Some authors fill out a detailed form about each main character before they begin to write. I have a few of those forms stored on my computer and I’ve tried to fill them out before, but I simply don’t have that kind of patience. Sometimes, I will search for pictures on the internet and find ones that are similar to my characters. I store these in a file on character and add to it as they reveal a little more about their lives to me while I’m writing the book. Though sometimes, I’ll have a stubborn character who refuses to share, but as I pen the first draft of my story, I can usually manage to get him or her to open up eventually.
In my latest book, Deadly Image, Ace Valdez was on of those stubborn characters. He is a very private person and wasn’t at all forthcoming in the beginning. But, as the story began to take shape he finally let me in on his traumatic past and his inner most fears. One of the most surprising secrets, Ace revealed to me was the reason he kept a supply of caramel candies with him at all times. It seemed to be a bit odd for an FBI agent to have such a strange habit, but who am I to argue? I’m just the author. The characters are the lifeline of the story and even though I may think I’m in control, they usually have the last say in how the story plays out.

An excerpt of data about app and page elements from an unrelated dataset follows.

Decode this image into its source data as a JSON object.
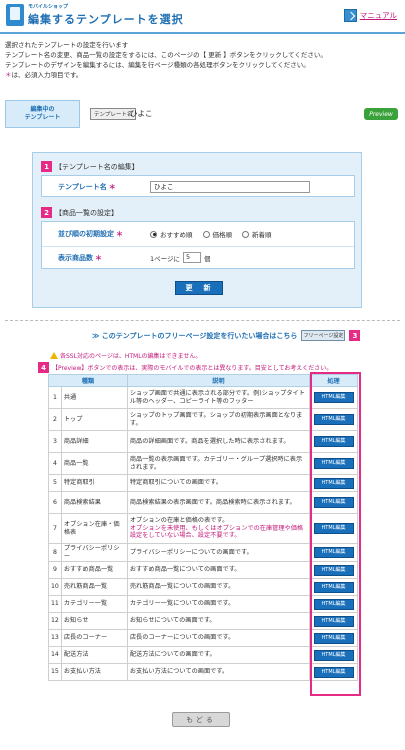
{
  "header": {
    "small_label": "モバイルショップ",
    "title": "編集するテンプレートを選択",
    "manual_label": "マニュアル"
  },
  "intro": {
    "line1": "選択されたテンプレートの設定を行います",
    "line2": "テンプレート名の変更、商品一覧の設定をするには、このページの【 更新 】ボタンをクリックしてください。",
    "line3": "テンプレートのデザインを編集するには、編集を行ページ種類の各処理ボタンをクリックしてください。",
    "line4_mark": "＊",
    "line4_text": "は、必須入力項目です。"
  },
  "current": {
    "label_line1": "編集中の",
    "label_line2": "テンプレート",
    "badge": "テンプレート名",
    "value": "ひよこ",
    "preview_label": "Preview"
  },
  "section1": {
    "number": "1",
    "title": "【テンプレート名の編集】",
    "field_label": "テンプレート名",
    "field_value": "ひよこ"
  },
  "section2": {
    "number": "2",
    "title": "【商品一覧の設定】",
    "sort_label": "並び順の初期設定",
    "sort_options": [
      "おすすめ順",
      "価格順",
      "新着順"
    ],
    "count_label": "表示商品数",
    "count_prefix": "1ページに",
    "count_value": "5",
    "count_suffix": "個"
  },
  "update_label": "更　新",
  "freepage": {
    "text": "≫ このテンプレートのフリーページ設定を行いたい場合はこちら",
    "button": "フリーページ設定",
    "number": "3"
  },
  "notice_ssl": "各SSL対応のページは、HTMLの編集はできません。",
  "notice_preview": {
    "number": "4",
    "text": "【Preview】ボタンでの表示は、実際のモバイルでの表示とは異なります。目安としてお考えください。"
  },
  "star": "＊",
  "table": {
    "headers": [
      "種類",
      "説明",
      "処理"
    ],
    "rows": [
      {
        "no": "1",
        "type": "共通",
        "desc": "ショップ画面で共通に表示される部分です。例)ショップタイトル等のヘッダー、コピーライト等のフッター",
        "btn": "HTML編集"
      },
      {
        "no": "2",
        "type": "トップ",
        "desc": "ショップのトップ画面です。ショップの初期表示画面となります。",
        "btn": "HTML編集"
      },
      {
        "no": "3",
        "type": "商品詳細",
        "desc": "商品の詳細画面です。商品を選択した時に表示されます。",
        "btn": "HTML編集"
      },
      {
        "no": "4",
        "type": "商品一覧",
        "desc": "商品一覧の表示画面です。カテゴリー・グループ選択時に表示されます。",
        "btn": "HTML編集"
      },
      {
        "no": "5",
        "type": "特定商取引",
        "desc": "特定商取引についての画面です。",
        "btn": "HTML編集"
      },
      {
        "no": "6",
        "type": "商品検索結果",
        "desc": "商品検索結果の表示画面です。商品検索時に表示されます。",
        "btn": "HTML編集"
      },
      {
        "no": "7",
        "type": "オプション在庫・価格表",
        "desc": "オプションの在庫と価格の表です。",
        "desc_warn": "オプションを未使用、もしくはオプションでの在庫管理や価格設定をしていない場合、設定不要です。",
        "btn": "HTML編集"
      },
      {
        "no": "8",
        "type": "プライバシーポリシー",
        "desc": "プライバシーポリシーについての画面です。",
        "btn": "HTML編集"
      },
      {
        "no": "9",
        "type": "おすすめ商品一覧",
        "desc": "おすすめ商品一覧についての画面です。",
        "btn": "HTML編集"
      },
      {
        "no": "10",
        "type": "売れ筋商品一覧",
        "desc": "売れ筋商品一覧についての画面です。",
        "btn": "HTML編集"
      },
      {
        "no": "11",
        "type": "カテゴリー一覧",
        "desc": "カテゴリー一覧についての画面です。",
        "btn": "HTML編集"
      },
      {
        "no": "12",
        "type": "お知らせ",
        "desc": "お知らせについての画面です。",
        "btn": "HTML編集"
      },
      {
        "no": "13",
        "type": "店長のコーナー",
        "desc": "店長のコーナーについての画面です。",
        "btn": "HTML編集"
      },
      {
        "no": "14",
        "type": "配送方法",
        "desc": "配送方法についての画面です。",
        "btn": "HTML編集"
      },
      {
        "no": "15",
        "type": "お支払い方法",
        "desc": "お支払い方法についての画面です。",
        "btn": "HTML編集"
      }
    ]
  },
  "back_label": "もどる",
  "colors": {
    "accent_blue": "#1f6fb3",
    "button_blue": "#1a6fba",
    "highlight_pink": "#e62b86",
    "panel_bg": "#e3f0f9"
  }
}
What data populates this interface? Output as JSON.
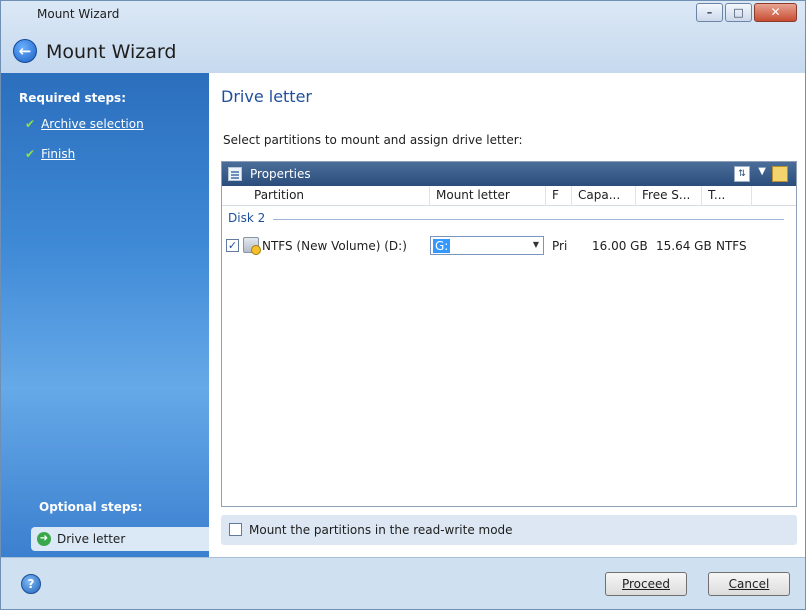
{
  "window": {
    "title": "Mount Wizard",
    "controls": {
      "minimize": "–",
      "maximize": "□",
      "close": "✕"
    }
  },
  "header": {
    "back_icon": "back-arrow-icon",
    "wizard_title": "Mount Wizard"
  },
  "sidebar": {
    "required_heading": "Required steps:",
    "required_steps": [
      {
        "label": "Archive selection",
        "icon": "check-icon"
      },
      {
        "label": "Finish",
        "icon": "check-icon"
      }
    ],
    "optional_heading": "Optional steps:",
    "optional_steps": [
      {
        "label": "Drive letter",
        "icon": "green-arrow-icon"
      }
    ]
  },
  "main": {
    "section_title": "Drive letter",
    "instruction": "Select partitions to mount and assign drive letter:",
    "grid": {
      "toolbar_label": "Properties",
      "columns": [
        "Partition",
        "Mount letter",
        "F",
        "Capa...",
        "Free S...",
        "T..."
      ],
      "group": "Disk 2",
      "rows": [
        {
          "checked": true,
          "partition": "NTFS (New Volume) (D:)",
          "mount_letter": "G:",
          "flags": "Pri",
          "capacity": "16.00 GB",
          "free_space": "15.64 GB",
          "type": "NTFS"
        }
      ]
    },
    "read_write_label": "Mount the partitions in the read-write mode",
    "read_write_checked": false
  },
  "footer": {
    "help_glyph": "?",
    "proceed_label": "Proceed",
    "cancel_label": "Cancel"
  },
  "colors": {
    "accent": "#1f4f9c",
    "sidebar": "#3e89d6",
    "toolbar": "#2a4d7c",
    "check": "#8be04b"
  }
}
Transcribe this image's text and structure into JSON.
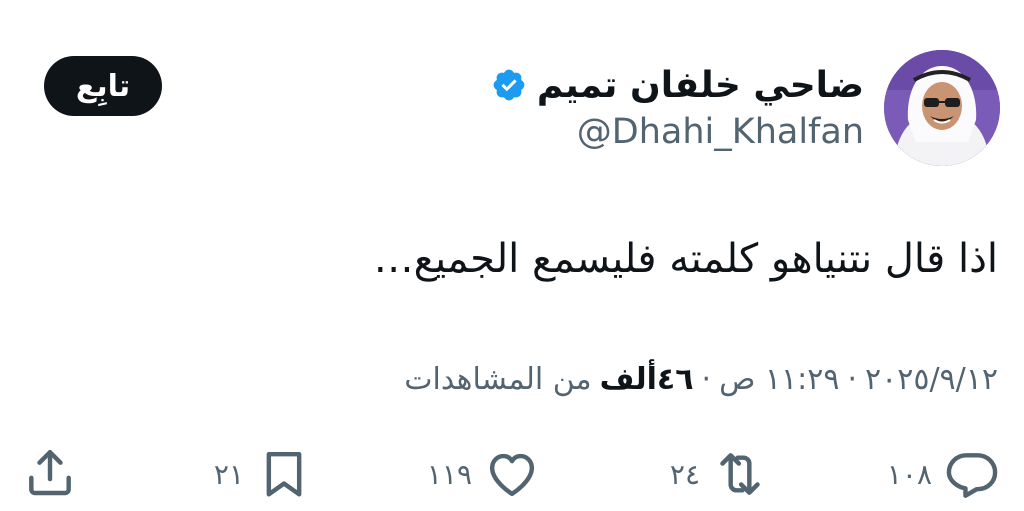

Which is how it should be. Who are some of your characters and why did you like them?
About the Book
Gone without a trace...
Lexi Yates knows she hasn’t harmed her three-year old daughter, yet the Louisiana town of Gator Bayou seems to think she’s guilty. With her daughter missing, the evidence stacking up against her and her faith in God tested to the limit, Lexi must find a way to convince FBI agent Ace Valdez she’s innocent before she becomes the next target.
Ace Valdez doesn’t trust easily, and he certainly knows better than to fall for a case, yet there’s something about the widowed mother that makes him want to believe she’s innocent, but evidence doesn’t lie. Or does it?
Publisher: Steel Magnolia Press (July 6, 2012)
Sold by: Amazon Digital Services, Inc.
Buy Link: Amazon
About the Author
Tamelia Tumlin sold her first story to Dogwood Tales Magazine many years ago while taking a creative writing course in college. The short story titled "The Traveler" was the feature story for that edition. After graduating college in elementary education, life, a teaching career and a wonderful son consumed most of her time. However, in the past couple of years, the yearning to pen fabulous romantic tales of to-die-for heroes and spirited heroines has taken over. Ms. Tumlin has worked with several online publishers, but she is now writing for Steel Magnolia Press. Juggling motherhood, teaching and writing is a challenge, but one she welcomes to pursue her passion. Her novels range from sweet and sassy to dark and dangerous.
Links to connect with Tamelia:
Web site (author)
Web site (publisher)